There is always a danger of losing all your data if it is stored only in one storage. It is therefore highly recommended to back up your data to at least two different storage providers. Duplicacy provides a unique tool to make this backup redundancy solution super easy.
When a repository is initialized you always provide the url to the default storage, which will be initialized if it hasn’t been. ( Even though you are not told directly, this storage has the name
default for easy access. )
cd /path/to/repository duplicacy init repository_id onsite_storage_url
You can add additional storage providers to this repository by running the add command.
The first argument to
add is the name of the new storage that can be used by other commands (instead of the normal
# add an additional storage named `offsite_storage`: duplicacy add offsite_storage repository_id offsite_storage_url
Now when you run the backup command, by default the backup will be stored to the default storage:
Therefore, when you want to backup to the new storage, you have to specifically select it when running
backup as such:
duplicacy backup -storage offsite_storage
This works, but is not the best practice for two reasons:
First, you are running the backup twice: once for the
default storage and the second time for the
offsite_storage storage. Thus consuming double the CPU and disk resources and taking longer times for what is a single redundant backup.
Second, if some files change between these two backup commands (eg.: you edit the name of a picture, or the rating of a song) then you would get two different backups, making the management of backups on these two storage a bit more complex.
The recommended way is to use the copy command to
copy from the
default storage to the additional storage (
offsite_storage). This way, you’ll always get identical backups on both storage providers:
duplicacy copy -from default -to offsite_storage
Of course you may be able to use third-party tools, such as rsync or rclone, to copy the content of one storage to another ( in this case don’t forget about using

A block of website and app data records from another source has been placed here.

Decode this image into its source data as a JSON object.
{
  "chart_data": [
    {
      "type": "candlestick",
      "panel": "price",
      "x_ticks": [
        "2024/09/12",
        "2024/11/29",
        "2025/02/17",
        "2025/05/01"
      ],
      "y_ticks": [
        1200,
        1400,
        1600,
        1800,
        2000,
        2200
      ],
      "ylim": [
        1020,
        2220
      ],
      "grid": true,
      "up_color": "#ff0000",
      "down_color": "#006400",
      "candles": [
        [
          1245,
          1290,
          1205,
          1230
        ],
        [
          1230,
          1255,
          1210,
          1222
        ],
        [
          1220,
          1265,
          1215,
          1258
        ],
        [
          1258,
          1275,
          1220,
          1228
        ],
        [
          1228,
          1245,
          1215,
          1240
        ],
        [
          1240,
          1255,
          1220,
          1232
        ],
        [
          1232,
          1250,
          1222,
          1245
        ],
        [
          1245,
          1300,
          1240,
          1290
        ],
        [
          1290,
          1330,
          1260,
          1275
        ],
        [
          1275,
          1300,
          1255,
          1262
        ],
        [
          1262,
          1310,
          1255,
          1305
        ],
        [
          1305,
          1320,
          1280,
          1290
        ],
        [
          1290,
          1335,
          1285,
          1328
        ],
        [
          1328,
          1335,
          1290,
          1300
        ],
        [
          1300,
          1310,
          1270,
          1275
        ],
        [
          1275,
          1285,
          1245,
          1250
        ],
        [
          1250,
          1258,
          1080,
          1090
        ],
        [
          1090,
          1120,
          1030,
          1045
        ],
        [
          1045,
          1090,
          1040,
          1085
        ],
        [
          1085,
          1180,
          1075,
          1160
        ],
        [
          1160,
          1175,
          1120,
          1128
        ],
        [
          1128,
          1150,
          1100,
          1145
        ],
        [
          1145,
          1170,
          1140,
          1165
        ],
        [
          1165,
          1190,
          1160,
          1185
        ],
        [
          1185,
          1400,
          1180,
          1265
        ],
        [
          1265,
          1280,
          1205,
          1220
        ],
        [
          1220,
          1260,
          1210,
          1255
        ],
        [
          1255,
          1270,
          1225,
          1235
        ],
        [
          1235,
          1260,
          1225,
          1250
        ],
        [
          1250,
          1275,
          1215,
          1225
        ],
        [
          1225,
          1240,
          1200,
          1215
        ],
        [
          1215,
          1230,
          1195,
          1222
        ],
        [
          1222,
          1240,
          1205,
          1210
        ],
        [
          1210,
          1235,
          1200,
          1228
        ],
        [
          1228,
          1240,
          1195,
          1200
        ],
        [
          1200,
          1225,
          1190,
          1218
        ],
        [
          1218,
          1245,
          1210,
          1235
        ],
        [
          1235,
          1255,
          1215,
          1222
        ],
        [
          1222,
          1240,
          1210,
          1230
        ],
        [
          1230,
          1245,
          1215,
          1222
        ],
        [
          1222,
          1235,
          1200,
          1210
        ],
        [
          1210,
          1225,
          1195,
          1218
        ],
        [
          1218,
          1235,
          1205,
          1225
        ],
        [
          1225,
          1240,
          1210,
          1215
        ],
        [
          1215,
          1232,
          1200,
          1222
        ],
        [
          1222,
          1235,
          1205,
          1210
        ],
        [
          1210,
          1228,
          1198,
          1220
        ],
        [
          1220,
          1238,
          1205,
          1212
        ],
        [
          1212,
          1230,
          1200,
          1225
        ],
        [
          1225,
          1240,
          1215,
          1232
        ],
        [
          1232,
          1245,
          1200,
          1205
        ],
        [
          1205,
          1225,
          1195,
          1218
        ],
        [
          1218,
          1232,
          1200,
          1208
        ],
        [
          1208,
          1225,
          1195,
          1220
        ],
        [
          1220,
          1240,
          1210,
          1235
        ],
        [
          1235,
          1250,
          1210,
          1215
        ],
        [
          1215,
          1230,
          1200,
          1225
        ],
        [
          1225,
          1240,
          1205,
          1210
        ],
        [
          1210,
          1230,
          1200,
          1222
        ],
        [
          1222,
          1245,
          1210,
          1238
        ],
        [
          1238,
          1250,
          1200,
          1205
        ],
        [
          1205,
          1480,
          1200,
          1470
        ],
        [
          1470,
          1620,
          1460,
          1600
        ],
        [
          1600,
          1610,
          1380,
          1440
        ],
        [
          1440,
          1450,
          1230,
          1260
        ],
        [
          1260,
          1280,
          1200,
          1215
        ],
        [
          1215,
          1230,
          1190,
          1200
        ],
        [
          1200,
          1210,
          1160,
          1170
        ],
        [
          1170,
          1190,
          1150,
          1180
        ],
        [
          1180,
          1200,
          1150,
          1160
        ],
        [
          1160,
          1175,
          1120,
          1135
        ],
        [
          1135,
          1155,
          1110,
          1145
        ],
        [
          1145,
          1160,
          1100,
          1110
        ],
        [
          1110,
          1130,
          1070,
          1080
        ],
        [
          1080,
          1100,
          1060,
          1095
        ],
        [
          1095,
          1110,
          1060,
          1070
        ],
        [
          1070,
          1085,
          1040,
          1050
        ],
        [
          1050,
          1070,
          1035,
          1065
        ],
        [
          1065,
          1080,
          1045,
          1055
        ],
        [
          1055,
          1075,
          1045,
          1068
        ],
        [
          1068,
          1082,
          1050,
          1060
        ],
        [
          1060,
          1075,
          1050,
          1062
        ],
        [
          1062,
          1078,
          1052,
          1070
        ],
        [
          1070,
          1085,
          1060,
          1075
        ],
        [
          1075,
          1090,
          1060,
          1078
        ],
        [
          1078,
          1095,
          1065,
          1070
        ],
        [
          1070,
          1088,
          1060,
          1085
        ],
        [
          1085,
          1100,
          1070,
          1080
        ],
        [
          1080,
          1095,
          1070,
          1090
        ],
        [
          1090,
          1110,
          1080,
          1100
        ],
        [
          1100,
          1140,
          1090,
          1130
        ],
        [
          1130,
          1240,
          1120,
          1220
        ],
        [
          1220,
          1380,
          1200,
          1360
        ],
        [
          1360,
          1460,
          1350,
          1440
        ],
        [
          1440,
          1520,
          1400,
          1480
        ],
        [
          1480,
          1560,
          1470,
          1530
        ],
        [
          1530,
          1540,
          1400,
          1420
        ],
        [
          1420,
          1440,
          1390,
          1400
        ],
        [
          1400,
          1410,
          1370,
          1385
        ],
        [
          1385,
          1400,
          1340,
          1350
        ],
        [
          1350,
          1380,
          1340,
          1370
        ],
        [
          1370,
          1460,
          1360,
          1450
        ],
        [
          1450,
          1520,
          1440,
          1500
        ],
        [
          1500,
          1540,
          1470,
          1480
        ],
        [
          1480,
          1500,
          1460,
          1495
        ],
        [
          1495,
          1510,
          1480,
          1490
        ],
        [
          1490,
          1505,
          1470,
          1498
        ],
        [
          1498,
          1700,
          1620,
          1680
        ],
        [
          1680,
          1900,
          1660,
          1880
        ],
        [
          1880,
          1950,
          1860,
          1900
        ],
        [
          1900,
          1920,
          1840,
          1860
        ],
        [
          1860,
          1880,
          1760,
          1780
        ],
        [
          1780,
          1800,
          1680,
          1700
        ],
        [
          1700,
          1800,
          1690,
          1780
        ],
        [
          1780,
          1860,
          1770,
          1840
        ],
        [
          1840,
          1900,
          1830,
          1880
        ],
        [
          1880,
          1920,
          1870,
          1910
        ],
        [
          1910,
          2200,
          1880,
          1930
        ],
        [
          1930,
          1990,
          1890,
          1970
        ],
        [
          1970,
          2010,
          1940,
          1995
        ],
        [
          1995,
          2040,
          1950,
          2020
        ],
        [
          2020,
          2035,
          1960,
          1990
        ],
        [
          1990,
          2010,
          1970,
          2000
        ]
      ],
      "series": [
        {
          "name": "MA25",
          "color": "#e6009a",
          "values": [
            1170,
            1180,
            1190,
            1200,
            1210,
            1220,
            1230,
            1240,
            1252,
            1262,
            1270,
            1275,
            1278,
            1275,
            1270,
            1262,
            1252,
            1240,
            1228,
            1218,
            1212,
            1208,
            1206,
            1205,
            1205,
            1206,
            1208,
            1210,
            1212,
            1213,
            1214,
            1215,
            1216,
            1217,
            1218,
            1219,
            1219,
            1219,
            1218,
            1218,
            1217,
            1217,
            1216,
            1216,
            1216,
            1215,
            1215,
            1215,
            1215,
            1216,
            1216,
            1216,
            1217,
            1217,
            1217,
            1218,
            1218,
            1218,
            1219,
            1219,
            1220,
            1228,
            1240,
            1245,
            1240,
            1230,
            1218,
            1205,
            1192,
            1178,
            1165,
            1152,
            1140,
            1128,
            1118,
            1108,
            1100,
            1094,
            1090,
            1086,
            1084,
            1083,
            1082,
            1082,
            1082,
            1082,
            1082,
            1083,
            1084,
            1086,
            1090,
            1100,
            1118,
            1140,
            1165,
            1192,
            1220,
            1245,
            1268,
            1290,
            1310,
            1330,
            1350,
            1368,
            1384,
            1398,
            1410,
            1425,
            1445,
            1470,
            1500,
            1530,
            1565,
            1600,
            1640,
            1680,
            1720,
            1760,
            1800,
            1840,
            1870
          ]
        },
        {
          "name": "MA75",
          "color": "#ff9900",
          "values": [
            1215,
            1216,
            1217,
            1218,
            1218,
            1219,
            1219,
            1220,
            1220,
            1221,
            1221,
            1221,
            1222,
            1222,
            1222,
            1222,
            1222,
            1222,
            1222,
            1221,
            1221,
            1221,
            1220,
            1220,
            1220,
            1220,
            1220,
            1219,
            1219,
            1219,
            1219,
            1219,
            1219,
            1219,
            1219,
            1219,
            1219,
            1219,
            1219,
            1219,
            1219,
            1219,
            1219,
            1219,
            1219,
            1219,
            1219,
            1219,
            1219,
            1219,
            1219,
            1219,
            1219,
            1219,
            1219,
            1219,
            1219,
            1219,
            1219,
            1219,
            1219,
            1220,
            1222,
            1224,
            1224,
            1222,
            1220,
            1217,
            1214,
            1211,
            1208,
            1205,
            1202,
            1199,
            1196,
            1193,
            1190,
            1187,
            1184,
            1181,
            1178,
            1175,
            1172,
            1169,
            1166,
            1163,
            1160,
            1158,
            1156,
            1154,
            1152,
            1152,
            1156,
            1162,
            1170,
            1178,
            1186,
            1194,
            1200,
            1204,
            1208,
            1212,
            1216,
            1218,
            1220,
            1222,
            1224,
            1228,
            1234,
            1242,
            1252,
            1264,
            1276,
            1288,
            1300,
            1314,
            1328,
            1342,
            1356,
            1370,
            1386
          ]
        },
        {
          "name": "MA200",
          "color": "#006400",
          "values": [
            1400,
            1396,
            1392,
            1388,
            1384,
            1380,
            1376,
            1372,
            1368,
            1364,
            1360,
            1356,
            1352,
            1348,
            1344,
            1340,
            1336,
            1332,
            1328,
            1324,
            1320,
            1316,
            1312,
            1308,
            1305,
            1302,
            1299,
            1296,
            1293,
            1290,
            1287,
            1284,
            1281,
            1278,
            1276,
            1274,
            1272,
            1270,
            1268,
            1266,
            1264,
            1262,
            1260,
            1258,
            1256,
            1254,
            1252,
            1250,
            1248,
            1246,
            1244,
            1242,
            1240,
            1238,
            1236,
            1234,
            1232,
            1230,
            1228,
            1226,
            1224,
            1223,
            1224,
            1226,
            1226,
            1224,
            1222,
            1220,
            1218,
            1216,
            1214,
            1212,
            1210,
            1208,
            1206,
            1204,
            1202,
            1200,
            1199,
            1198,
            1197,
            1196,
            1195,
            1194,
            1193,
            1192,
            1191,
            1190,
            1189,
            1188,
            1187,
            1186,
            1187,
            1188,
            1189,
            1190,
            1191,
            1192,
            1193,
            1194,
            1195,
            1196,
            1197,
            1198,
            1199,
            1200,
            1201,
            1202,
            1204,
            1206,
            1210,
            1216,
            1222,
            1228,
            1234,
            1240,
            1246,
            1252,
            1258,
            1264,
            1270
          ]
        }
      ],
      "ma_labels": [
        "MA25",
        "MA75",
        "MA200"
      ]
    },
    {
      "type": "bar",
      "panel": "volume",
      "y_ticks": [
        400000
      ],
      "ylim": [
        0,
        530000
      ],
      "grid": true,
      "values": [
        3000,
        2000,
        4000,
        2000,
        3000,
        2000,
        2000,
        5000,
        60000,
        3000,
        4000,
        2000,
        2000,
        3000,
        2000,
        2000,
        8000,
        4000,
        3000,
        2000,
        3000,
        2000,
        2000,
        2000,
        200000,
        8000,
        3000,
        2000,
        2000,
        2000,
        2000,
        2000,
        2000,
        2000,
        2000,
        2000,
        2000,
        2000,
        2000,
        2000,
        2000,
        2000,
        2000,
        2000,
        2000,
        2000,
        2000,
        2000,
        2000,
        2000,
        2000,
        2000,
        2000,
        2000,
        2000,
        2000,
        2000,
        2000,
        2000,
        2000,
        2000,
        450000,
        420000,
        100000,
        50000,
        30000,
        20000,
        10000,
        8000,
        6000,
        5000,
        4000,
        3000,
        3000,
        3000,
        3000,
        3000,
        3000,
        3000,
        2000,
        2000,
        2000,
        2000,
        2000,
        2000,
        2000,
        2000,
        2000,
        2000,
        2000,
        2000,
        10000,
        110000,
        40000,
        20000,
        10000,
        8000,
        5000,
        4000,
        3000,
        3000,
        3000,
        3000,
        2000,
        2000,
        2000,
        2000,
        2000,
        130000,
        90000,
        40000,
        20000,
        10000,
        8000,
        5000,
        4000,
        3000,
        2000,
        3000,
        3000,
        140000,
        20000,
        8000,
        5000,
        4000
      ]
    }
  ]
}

--\bit-identical as explained here).
But compared with rsync/rclone, the
copy command can be used to copy only a selected set of revisions instead of everything. Moreover, if two storage are set up differently (such as when one is encrypted and the other is not) then the
copy command is your only choice.
It is also possible to run the
copy command directly on your onsite storage server. All you need to do is to create a dummy repository there, and then initialize it with the same default storage (but as a local disk) and add the same additional storage:
# log in to your local storage server mkdir -p \path\to\dummy\repository cd \path\to\dummy\repository duplicacy init repository_id onsite_storage_url duplicacy add -copy default offsite_storage --bit-identical repository_id offsite_storage_url duplicacy copy -from default -to offsite_storage
This not only frees your work computer from running the
copy command, but also speeds up the copy process, since now Duplicacy can read chunks from a local disk
(local_server -> router -> offsite_storage)
instead of over the network
(local server -> router -> your computer -> router -> offsite_storage).
Multiple cloud storage without a local storage
If you’re backing up to two cloud storage providers without a local storage, issuing a copy command between two cloud storage will cause all data to be downloaded from one cloud storage, and uploaded to the other.
This can be slow, and may incur extra download costs.
To avoid this - while maintaining identical backups on both storage destinations - you can add the destination storage twice, with two different snapshot ids.
One is used to issue “direct” (you can also see this snapshot id as dummy – read on) backups to the destination cloud storage, and the other is used to
copy the real backups from the source storage to the destination storage.
This should work better because a “direct” (dummy) backup should hopefully have many duplicate chunks with the copied (real) backup performed later by a the
copy operation (if there are files changes between the direct backup and the copy).
Since the upload of files to the second storage is done in the backup to dummy snapshot instead of in the copy to real snapshot , when the copy command is run only the (very few) chunks modified between the backups will have to be downloaded from the first storage thus significantly reducing the amount of traffic needed for download.
( this trick is based on the knowledge that most storage providers offer free upload and only the download costs money, hence you should check if this is the case for your providers as well!)
duplicacy init my-backups --storage-name backblaze b2://bucket duplicacy add -copy backblaze --bit-identical wasabi_real_storage my-backups wasabi://bucket # used for copying the real backups duplicacy add -copy backblaze --bit-identical wasabi_dummy_storage my-backups_dummy wasabi://bucket # used for direct/dummy backup duplicacy backup -storage backblaze duplicacy backup -storage wasabi_dummy_storage duplicacy copy -from backblaze -to wasabi_real_storage
It is worth mentioning that the
copy command is non-destructive, so pruned data from one storage will not be automatically pruned on the copy.
duplicacy copy -from onsite -to offsite
- If pruning onsite only, offsite storage will never be pruned.
- If onsite pruning is equal to offsite pruning, this is perfectly fine.
- If onsite pruning is more aggressive than offsite pruning, this would work (but is not a great idea).
- If onsite pruning is less aggressive than offsite pruning, this would work (but be inefficient to keep copying data that will be imminently pruned). If you wanted to keep the offsite storage lighter than onsite you would need to use specific revision numbers during copy.